By Will GrayJanuary 21, 2018, 1:08 pm

Rory McIlroy's trend of doing everything but hoist the trophy at the Abu Dhabi HSBC Championship is alive and well.

Making his first start since early October, McIlroy showed few signs of rust en route to a tie for third. Amid gusty winds, he closed with a 2-under 70 to finish the week at 18 under, four shots behind Tommy Fleetwood who rallied to win this event for the second consecutive year.

The result continues a remarkable trend for the Ulsterman, who has now finished third or better seven of the last eight years in Abu Dhabi - all while never winning the tournament. That stretch includes four runner-up finishes and now two straight T-3 results.
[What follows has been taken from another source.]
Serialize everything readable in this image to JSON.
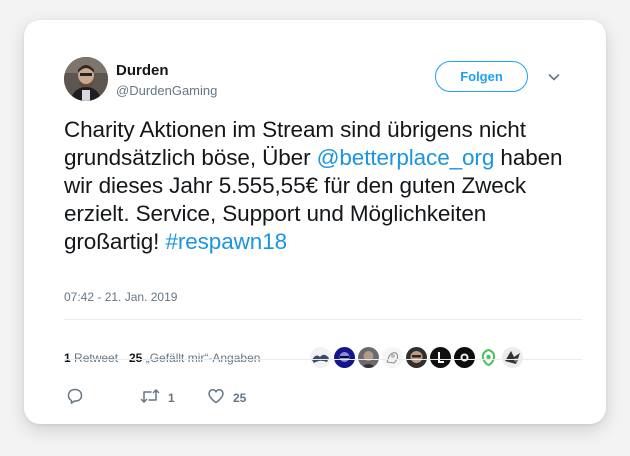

Full-field scores from the Abu Dhabi HSBC Championship


McIlroy is entering off a disappointing 2017 in which he was injured in his first start and missed two chunks of time while trying to regain his health. He has laid out an ambitious early-season schedule, one that will include a trip to Dubai next week and eight worldwide tournament starts before he heads to the Masters.

McIlroy started the final round one shot off the lead, and he remained in contention after two birdies over his first four holes. But a bogey on No. 6 slowed his momentum, and McIlroy wasn't able to make a back-nine birdie until the closing hole, at which point the title was out of reach.